Problem:
In which lines of the data does the string "colMonth" appear? Copy every one.

Input material:

=== Begin Enclosure ===

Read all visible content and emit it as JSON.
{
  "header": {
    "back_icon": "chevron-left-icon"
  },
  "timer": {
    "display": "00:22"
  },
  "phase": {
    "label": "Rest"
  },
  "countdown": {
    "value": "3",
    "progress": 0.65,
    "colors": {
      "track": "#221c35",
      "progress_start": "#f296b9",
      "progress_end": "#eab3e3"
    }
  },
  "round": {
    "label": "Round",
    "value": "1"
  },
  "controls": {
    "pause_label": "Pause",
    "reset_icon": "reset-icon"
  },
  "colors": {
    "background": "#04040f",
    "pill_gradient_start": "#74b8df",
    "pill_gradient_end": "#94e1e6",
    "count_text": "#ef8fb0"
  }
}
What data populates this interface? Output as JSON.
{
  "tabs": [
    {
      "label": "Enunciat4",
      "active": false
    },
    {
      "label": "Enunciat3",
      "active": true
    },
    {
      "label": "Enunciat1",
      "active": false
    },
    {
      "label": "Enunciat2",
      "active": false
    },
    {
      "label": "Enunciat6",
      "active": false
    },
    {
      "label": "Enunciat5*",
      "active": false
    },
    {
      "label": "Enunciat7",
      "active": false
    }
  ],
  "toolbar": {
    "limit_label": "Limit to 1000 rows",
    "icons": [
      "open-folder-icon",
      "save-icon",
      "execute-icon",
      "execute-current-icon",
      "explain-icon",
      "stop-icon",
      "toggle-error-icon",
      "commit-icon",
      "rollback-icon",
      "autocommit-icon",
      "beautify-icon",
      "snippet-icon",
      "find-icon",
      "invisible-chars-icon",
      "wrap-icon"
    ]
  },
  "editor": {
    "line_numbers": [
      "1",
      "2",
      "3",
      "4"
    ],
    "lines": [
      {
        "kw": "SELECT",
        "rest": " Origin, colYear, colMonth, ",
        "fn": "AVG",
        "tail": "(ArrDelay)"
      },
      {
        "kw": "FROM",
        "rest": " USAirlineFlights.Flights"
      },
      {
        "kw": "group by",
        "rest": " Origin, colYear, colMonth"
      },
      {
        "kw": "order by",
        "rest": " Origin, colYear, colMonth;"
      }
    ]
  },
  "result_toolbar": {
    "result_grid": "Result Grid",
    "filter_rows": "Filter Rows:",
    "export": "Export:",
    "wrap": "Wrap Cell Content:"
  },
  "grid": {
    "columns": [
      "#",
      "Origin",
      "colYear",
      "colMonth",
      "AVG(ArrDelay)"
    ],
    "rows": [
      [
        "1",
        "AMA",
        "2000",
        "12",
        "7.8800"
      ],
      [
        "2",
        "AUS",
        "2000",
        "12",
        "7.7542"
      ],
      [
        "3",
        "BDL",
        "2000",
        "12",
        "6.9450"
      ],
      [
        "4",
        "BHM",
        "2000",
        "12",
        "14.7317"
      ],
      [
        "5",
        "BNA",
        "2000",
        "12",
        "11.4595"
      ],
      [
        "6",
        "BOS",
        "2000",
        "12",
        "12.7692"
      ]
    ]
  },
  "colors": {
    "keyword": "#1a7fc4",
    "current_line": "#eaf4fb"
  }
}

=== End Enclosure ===

Result of the task:
        "rest": " Origin, colYear, colMonth, ",
        "rest": " Origin, colYear, colMonth"
        "rest": " Origin, colYear, colMonth;"
      "colMonth",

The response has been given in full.